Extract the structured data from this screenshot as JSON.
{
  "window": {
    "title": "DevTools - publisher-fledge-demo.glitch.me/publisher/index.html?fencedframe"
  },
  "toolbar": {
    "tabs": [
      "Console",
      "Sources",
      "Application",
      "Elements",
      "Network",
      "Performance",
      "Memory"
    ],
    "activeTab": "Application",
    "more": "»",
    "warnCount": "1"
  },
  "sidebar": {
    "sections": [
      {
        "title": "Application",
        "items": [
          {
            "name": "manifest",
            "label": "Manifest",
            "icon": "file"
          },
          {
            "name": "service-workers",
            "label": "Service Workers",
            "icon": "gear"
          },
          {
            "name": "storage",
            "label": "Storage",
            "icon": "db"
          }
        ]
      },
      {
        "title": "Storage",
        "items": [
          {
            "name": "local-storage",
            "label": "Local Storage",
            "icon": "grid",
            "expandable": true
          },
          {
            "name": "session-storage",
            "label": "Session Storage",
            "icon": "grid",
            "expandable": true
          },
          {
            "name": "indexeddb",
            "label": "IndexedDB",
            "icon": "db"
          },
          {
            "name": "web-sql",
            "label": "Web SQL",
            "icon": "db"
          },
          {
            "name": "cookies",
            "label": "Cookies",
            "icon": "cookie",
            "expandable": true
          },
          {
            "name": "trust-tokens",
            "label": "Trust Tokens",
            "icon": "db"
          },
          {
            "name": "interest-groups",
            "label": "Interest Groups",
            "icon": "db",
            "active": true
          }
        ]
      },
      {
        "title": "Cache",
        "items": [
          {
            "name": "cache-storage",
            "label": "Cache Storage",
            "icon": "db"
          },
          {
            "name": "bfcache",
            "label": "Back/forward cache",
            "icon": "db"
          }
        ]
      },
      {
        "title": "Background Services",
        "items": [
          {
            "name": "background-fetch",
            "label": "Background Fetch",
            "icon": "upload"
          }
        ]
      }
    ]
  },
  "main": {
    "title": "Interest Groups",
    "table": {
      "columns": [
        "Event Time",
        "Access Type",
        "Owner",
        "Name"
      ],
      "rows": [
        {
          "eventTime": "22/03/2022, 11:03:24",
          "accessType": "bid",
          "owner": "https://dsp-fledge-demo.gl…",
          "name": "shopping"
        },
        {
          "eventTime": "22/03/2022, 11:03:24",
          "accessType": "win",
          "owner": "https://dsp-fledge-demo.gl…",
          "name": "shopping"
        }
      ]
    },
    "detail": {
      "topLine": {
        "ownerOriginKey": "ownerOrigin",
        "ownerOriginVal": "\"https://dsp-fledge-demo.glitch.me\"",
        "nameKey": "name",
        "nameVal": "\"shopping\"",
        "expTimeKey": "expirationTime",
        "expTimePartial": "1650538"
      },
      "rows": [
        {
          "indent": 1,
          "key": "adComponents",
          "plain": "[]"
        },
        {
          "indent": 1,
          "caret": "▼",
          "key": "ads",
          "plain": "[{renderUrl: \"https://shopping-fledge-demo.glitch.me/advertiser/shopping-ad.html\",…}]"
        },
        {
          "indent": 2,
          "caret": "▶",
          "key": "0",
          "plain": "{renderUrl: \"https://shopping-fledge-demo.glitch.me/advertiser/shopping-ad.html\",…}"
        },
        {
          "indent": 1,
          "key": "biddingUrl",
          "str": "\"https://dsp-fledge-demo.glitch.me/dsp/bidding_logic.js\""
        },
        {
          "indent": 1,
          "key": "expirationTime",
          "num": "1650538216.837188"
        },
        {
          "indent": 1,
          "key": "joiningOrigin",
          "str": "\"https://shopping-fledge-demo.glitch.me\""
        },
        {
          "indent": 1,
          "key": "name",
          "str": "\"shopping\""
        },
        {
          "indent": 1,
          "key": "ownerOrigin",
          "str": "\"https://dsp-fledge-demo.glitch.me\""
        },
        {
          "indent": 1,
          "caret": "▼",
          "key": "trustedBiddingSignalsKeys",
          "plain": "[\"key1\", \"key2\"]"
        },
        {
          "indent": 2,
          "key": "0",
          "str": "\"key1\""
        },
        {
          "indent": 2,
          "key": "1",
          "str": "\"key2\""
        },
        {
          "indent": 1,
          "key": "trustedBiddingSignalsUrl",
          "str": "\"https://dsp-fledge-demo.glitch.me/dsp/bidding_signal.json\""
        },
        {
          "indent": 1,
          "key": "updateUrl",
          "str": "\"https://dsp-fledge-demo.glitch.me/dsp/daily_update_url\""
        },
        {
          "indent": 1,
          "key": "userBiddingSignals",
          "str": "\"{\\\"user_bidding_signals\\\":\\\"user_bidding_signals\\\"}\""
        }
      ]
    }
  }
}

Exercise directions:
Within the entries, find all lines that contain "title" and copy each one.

Exercise result:
    "title": "DevTools - publisher-fledge-demo.glitch.me/publisher/index.html?fencedframe"
        "title": "Application",
        "title": "Storage",
        "title": "Cache",
        "title": "Background Services",
    "title": "Interest Groups",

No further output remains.